From the material below, copy every line in which the word "code" occurs.

☆ ☆ ☆

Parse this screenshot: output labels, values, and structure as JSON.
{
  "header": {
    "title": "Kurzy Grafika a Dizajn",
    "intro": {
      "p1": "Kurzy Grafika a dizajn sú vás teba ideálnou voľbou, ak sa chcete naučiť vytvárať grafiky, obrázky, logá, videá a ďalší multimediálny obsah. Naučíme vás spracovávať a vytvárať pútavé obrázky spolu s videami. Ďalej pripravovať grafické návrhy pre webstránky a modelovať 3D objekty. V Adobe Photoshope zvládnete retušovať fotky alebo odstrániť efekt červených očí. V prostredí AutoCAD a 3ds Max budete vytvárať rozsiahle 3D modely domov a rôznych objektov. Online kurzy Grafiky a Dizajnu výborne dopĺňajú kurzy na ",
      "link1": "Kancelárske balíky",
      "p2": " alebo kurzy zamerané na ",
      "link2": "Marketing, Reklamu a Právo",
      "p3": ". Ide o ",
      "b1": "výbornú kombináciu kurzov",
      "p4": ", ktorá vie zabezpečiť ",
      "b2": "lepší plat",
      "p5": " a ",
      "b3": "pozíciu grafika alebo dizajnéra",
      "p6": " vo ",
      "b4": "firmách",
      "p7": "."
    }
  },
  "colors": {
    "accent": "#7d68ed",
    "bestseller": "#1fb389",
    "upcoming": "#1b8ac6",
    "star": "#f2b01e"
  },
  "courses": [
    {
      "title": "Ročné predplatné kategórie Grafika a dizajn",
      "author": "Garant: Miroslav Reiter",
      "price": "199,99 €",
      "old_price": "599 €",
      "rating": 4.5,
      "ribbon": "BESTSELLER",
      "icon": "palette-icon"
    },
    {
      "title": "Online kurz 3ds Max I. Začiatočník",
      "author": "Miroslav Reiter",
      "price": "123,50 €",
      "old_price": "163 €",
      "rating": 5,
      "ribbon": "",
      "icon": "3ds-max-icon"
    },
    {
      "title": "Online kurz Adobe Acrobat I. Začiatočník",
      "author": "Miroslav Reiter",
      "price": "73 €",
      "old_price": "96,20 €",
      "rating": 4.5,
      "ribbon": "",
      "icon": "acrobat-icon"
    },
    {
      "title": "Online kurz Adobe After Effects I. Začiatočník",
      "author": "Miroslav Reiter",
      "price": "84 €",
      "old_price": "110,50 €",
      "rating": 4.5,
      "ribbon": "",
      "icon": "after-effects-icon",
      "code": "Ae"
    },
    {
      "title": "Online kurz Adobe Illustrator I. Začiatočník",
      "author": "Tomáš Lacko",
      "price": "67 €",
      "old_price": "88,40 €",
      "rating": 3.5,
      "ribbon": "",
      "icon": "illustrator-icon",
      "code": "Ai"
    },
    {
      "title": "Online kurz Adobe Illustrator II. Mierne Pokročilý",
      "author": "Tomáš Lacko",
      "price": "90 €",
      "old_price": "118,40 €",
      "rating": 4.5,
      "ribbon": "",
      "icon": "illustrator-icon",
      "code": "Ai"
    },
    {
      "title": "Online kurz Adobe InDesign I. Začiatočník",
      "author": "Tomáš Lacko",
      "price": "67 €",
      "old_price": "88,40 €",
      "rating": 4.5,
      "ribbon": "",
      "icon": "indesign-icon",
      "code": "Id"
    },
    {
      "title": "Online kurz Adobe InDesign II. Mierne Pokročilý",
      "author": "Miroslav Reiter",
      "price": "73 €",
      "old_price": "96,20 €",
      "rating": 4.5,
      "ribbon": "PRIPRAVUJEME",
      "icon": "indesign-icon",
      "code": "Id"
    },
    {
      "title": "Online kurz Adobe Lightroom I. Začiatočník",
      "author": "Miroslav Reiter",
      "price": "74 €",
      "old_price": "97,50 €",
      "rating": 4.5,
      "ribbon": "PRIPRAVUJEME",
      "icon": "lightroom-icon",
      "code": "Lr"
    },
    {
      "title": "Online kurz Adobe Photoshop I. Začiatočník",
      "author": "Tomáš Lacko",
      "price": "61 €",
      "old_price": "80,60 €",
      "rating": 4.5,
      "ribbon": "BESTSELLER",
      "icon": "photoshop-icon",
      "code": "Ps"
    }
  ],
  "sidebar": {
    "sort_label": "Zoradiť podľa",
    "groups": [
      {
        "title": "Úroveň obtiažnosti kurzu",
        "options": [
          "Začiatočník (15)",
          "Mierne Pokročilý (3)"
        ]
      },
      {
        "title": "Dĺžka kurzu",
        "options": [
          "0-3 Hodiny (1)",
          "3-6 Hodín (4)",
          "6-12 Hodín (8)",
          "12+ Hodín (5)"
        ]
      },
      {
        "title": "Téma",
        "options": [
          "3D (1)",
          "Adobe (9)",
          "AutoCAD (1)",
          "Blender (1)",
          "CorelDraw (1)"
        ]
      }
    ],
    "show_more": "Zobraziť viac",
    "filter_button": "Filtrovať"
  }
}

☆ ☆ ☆

### Answer box
      "code": "Ae"
      "code": "Ai"
      "code": "Ai"
      "code": "Id"
      "code": "Id"
      "code": "Lr"
      "code": "Ps"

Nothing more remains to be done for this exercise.